Indigenous Land Management in the United States: Context, Cases, Lessons

Year

The Assembly of First Nations (AFN) is seeking ways to support First Nations’ economic development. Among its concerns are the status and management of First Nations’ lands. The Indian Act, bureaucratic processes, the capacities of First Nations themselves, and other factors currently limit the ability of First Nations to add lands to reserves or to use their lands more effectively in productive and self-determined economic activity.

As it confronts these issues, AFN has been interested in how Indigenous land-management issues are being addressed by Native nations in the United States. What is the status of Indigenous lands in the U.S.? Do Native nations in the U.S. face similar challenges to those facing First Nations? Are Native nations in the U.S. engaged in practices that might offer ideas or lessons for First Nations?

There are substantial historical, legal, and political differences between the situations of Native nations in Canada and the U.S. But there also are substantial similarities.

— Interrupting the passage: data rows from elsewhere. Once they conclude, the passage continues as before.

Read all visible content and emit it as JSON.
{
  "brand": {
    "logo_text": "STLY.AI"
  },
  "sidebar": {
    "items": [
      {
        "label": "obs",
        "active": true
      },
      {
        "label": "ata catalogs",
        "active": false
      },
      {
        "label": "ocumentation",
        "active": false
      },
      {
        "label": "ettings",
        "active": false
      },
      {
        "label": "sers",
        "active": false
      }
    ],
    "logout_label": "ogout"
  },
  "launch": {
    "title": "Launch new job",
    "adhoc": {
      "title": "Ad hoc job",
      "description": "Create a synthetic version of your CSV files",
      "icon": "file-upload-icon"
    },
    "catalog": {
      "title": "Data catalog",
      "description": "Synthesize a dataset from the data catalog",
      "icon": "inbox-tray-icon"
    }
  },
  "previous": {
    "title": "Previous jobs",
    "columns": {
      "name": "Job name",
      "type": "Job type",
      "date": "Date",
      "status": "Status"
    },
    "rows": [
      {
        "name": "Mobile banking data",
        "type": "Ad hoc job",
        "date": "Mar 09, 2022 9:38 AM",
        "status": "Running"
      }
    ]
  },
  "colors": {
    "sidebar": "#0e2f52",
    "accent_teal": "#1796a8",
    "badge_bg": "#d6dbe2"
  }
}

In both countries, land has been a pivotal issue–in many ways the pivotal issue–in the history of Indigenous-non-Indigenous relations. In both countries, despite massive land loss, Native nations retain remnant land bases with varying potential for economic development. In both countries, Native nations fiercely defend their remaining lands, seek to expand them, and are determined to exercise greater control over what happens on those lands.

This report addresses the status of Native lands in the U.S. It is divided into two parts. Part 1, “Overview of the U.S. Context,” reviews the history of Indigenous lands and provides an overview of current Indian land tenure and jurisdiction. Part 2, “Meeting the Land Management Challenge,” specifies the primary challenges facing Native nations in the U.S. as they attempt to manage their lands in ways that meet their own objectives and summarizes some of the innovative practices currently in use or being developed by American Indian nations. It identifies what we believe are key features of those practices. It also summarizes some of the relevant research on the relationship between control of Native lands and socioeconomic outcomes. Finally, it offers some recommendations based on the U.S. experience...

This report is featured on the Indigenous Governance Database with the permission of the Assembly of First Nations.

Resource Type
Citation

Cornell, Stephen and Miriam Jorgensen. "Indigenous Land Management in the United States: Context, Cases, Lessons." A Report to the Assembly of First Nations. Grogan|Cornell Consulting. Tucson, Arizona. December 2011. Report.

Related Resources

Image
Blackfeet traditional ecological knowledge and food sovereignty

Indigenous Peoples’ knowledge and food systems are fast disappearing but are of the utmost importance, not only for sustaining Indigenous Peoples but also for providing alternative paradigms for coping with diverse ecosystems in a changing global environment. This research examines Blackfeet tribal…

Image
New Zealand’s Constitution: A Report on a Conversation He Kotuinga Korero mo Te Kaupapa Ture o Aotearoa

The appointment of the Constitutional Advisory Panel in August 2011 was another step in a longer and continuing conversation about how to govern the people, land and resources of Aotearoa New Zealand. The Panel was appointed as part of the Consideration of Constitutional Issues, which was agreed to…

Image
Best Practices Case Study (Respect the Spirit in the Land): Champagne and Aishihik First Nations

Located in far north-western British Columbia, Tatshenshini-Alsek Park was one of the last areas of B.C. to be mapped. The area’s earliest residents were the Tlingit and Tuchone First Nations. Today, with the park in the traditional territory of the Champagne and Aishihik First Nations (CAFN),…